Saturday, October 1, 2016
Business Recorder editorial Oct 1, 2016

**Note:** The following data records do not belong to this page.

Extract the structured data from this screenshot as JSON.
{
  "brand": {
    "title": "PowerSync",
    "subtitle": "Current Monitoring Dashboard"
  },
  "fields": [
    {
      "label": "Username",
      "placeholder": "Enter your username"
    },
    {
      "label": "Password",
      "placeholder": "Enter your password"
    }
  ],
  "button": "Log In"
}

Let better sense prevail After a period of sabre rattling from India and a determined response from Pakistan’s civilian and military leadership, better sense appears to be taking hold in New Delhi. According to media reports, India has conveyed through discreet channels to Islamabad that it does not want any further escalation of tensions on the Line of Control (LoC). While the message is positive, it does not yet appear to have travelled down the line to the Indian forces who conducted another cross-LoC violation of the ceasefire on the morning of October 1. This is the second instance of cross-LoC firing/artillery bombardment in recent days after the so-called ‘surgical strike’ the other day, which Pakistan dismissed as anything but ‘surgical’ or even a ‘strike’. Indian Prime Minister Narendra Modi was the initiator of the belligerence against Pakistan in the wake of the youth uprising in Indian Held Kashmir (IHK) after the killing of young militant commander Burhanuddin Wani about three months ago. To distract attention from the brutal repression let loose by the Indian security forces against unarmed and peaceful protestors, including the use of pellet guns that blinded and injured the eyes of hundreds of youths, Modi embarked on a series of provocative statements, starting from an attempted equivalence between Pakistan’s problems in Balochistan with India’s in IHK (which failed to fly in the face of the former being an internal matter while Kashmir remains a bilateral and international dispute). All of Modi’s and other Indian ministers’ war mongering statements against Pakistan failed to divert attention from the horrendous situation in IHK, where an almost continuous curfew is in place since the uprising broke out, without it or the unfettered repression being able to quell the spirit of the Kashmiri protestors. Nor did the attempt to shift the blame for the situation in IHK onto Pakistan’s shoulders succeed. The attack on the Uri military base that led to the killing of 17 Indian soldiers too could not be pinned on Pakistan despite unsubstantiated allegations by India. The ‘surgical strike’ referred to above seems to have been apiece with Modi’s calculated belligerence against Pakistan for a domestic audience. Modi’s popularity is suffering a dip, both because of his failure to deliver on his election pledge of rapid economic development and his exposure as a leader unable to transcend his Hundutva leanings despite elevation to the highest elected office in his country. His party, the Bharatiya Janata Party (BJP), faces two crucial looming state elections in his home state Gujarat and UP. The prospects for the BJP do not look good. Modi has no one to blame but himself for losing the confidence and support of a wide swathe of Indian political opinion because of his bigoted, exclusivist and hate filled attitudes towards Muslims, minorities and even Hindus who disagree with him. Pakistan bashing, therefore, seemed the time-honoured tactic of blaming an external ‘enemy’ to overcome domestic political troubles. Its failure in the current context is now manifest. Hence India’s suing for de-escalation after raising the stakes to a near-war situation between the two (let us remind ourselves) nuclear-armed South Asian neighbours. If the reports of India reaching out to Pakistan for easing tensions or at the very least not allowing the escalation of the recent days to spiral out of control are true, it can only mean that the costs of the present course are beginning to outweigh any real or perceived advantages in domestic politics. Naturally the shrill pitch of government statements and media coverage in India has proved disconcerting for the global community. Unfortunately, not all our political leaders and media have exercised the maturity and restraint required in the face of obvious provocation, but by and large Pakistan’s posture of not being intimidated by Indian threats while underlining Islamabad’s continuing desire for settling issues peacefully through talks has ensured a better global audience response. It is being reported that the US has played a mediatory role in persuading New Delhi to step back from the brink of what inherently is the danger of nuclear conflict in the subcontinent since at least 1998. China, Russia, the west generally and the UN have all stressed to both India and Pakistan to seek a peaceful resolution. World opinion may not matter too much to Modi and his ilk, but his dream of India becoming a world power cannot be pursued through such shrill belligerence. India’s domestic political audience too is increasingly restive regarding Modi’s present aggressive course. All this notwithstanding, it is a welcome development if better sense starts to prevail in New Delhi.